CAMBRIDGE, Minn. (KMSP) - Al Garber spent 26 years investigating cases with the FBI, but even he was surprised by what he heard coming from Danny Heinrich in federal court.
“The brutality of it. The candidness of Heinrich,” said Garber. “The fact that Jacob was killed almost immediately after being abducted, that was shocking.”
Garber supervised the FBI’s investigation after Wetterling’s abduction near his St. Joseph, MN home in October of 1989. He worked the case for several years looking at multiple suspects, including Heinrich.
“We did a very comprehensive investigation of Heinrich,” said Garber. “Whatever you can imagine we could do we did. And then when all failed we got search warrants for his car and his house.”
Those search warrants turned up fibers in Heinrich’s car that were consistent with evidence in the abduction and sexual assault Jared Scheierl in 1990. But the evidence was not strong enough to stand up in court.
“We didn’t know what to do,” Garber recalled. “So we decided we’re going to try and bring him in and maybe we can get him to talk or say something that will lead us to real evidence, and we did.
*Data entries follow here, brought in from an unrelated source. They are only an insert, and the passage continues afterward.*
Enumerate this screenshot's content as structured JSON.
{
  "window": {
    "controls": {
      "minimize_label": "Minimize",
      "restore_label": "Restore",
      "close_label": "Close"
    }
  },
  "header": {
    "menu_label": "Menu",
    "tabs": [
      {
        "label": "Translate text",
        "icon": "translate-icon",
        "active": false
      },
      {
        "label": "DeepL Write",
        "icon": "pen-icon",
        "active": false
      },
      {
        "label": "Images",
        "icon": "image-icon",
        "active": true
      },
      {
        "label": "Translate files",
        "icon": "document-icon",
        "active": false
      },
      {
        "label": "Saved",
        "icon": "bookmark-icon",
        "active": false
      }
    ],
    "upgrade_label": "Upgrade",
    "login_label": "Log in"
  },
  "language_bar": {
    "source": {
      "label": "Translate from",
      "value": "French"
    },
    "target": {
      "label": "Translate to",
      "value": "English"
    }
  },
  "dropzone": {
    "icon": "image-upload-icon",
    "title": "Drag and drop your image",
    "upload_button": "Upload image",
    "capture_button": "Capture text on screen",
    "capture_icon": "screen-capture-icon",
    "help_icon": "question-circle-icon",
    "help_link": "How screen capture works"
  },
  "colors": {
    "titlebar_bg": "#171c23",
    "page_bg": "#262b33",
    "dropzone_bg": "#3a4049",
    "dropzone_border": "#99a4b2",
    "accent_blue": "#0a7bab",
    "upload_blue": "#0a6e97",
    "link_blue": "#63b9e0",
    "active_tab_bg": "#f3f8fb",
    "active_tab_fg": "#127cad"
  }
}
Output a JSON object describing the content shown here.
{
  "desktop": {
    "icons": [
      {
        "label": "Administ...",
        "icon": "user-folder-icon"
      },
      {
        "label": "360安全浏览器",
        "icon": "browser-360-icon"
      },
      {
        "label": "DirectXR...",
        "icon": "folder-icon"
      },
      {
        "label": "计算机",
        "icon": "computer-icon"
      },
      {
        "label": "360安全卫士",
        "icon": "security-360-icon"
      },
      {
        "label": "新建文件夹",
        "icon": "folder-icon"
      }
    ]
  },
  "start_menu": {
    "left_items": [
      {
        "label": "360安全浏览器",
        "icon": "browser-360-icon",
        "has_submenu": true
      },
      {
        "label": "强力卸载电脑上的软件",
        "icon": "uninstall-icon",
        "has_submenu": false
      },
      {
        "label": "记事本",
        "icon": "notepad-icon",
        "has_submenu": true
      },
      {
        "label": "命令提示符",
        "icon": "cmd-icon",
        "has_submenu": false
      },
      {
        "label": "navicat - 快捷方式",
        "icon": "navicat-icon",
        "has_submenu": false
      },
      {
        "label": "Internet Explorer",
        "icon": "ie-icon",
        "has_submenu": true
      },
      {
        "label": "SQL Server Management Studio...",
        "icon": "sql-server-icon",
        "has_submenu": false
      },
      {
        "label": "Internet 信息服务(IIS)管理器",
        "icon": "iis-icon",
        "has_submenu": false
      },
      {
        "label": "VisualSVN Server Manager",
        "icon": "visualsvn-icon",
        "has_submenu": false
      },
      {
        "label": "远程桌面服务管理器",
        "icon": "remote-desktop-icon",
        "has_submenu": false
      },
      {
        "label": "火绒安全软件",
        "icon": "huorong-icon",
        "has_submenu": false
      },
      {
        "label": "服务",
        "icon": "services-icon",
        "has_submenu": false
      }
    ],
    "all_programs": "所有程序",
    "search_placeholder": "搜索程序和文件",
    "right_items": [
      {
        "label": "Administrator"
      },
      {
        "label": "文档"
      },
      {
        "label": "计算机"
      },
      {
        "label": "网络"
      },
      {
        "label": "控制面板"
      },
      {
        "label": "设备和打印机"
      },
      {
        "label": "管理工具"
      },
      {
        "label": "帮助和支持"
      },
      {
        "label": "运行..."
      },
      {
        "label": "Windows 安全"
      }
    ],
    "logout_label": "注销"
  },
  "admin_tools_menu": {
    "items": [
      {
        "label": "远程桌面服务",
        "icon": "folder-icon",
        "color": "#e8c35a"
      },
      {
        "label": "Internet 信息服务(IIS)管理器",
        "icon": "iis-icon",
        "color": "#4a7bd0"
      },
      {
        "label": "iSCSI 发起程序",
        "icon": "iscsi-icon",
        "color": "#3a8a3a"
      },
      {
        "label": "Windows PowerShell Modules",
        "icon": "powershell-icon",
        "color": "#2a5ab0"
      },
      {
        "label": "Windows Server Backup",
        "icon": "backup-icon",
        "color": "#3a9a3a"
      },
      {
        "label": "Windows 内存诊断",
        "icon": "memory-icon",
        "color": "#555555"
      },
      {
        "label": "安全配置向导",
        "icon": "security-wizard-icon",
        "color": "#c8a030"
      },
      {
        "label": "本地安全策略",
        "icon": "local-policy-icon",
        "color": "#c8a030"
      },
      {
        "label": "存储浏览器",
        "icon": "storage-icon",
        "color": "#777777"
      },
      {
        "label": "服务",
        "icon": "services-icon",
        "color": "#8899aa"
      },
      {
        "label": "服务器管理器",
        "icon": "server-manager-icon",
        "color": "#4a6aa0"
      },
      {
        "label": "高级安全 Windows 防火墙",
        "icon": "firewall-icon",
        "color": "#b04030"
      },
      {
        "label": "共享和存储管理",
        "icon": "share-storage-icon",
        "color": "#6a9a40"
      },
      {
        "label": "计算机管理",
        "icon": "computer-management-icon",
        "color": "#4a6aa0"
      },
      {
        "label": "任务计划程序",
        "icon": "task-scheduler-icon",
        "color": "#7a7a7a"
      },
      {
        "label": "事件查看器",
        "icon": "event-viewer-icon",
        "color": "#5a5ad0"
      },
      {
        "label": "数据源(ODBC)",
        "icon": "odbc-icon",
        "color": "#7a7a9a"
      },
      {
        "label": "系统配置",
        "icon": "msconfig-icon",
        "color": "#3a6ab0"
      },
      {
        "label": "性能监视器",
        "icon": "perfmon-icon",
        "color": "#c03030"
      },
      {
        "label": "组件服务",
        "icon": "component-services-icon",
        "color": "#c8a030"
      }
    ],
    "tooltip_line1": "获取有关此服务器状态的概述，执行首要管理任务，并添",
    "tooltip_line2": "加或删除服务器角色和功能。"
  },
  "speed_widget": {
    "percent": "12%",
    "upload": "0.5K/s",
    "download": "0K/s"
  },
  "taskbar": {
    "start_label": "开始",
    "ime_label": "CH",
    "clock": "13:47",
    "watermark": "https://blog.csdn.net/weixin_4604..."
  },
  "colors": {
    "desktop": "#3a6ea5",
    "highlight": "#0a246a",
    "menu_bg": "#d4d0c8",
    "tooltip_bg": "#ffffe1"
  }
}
And it didn’t work.”
Garber gives credit the to the current team of investigators who reopened the files, conducted DNA testing on Jared Scheierl’s clothing that led straight back to Heinrich. The new investigation uncovered evidence of child pornography in Heinrich’s home that led to federal changes and the eventual plea deal and confession to the murder of Jacob Wetterling.
“As far as we know, he didn’t tell anybody what he did until now which is very, very unusual,” said Garber. “And nobody came forward with any real evidence to this point. That’s unusual for a crime like this. Usually somebody talks. It may take a long time but somebody talks. And some evidence develops. It may not be enough to convict, but some evidence is developed.”
Still, Garber says there are lessons investigators should learn from this case. One of them is that law enforcement can’t rely on looking for the typical suspects.
“You can’t do an investigation thinking that you’re only going to go after people who fit the mold, fit the profile. Because, here’s a guy with no convictions. A guy who apparently he didn’t have any of the characteristics you are told that child sex offenders have,” he said.
Garber says he feels deeply sorry for what happened to Jacob. He also says he feels deep emotion for his family who he worked closely with during the investigation. But he also warns people to not call this closure.
“Nothing good came out of this. There’s no closure. The only this we know is Jacob is dead. And the guy who killed him is going to jail for a long time. That’s not good,” said Garber.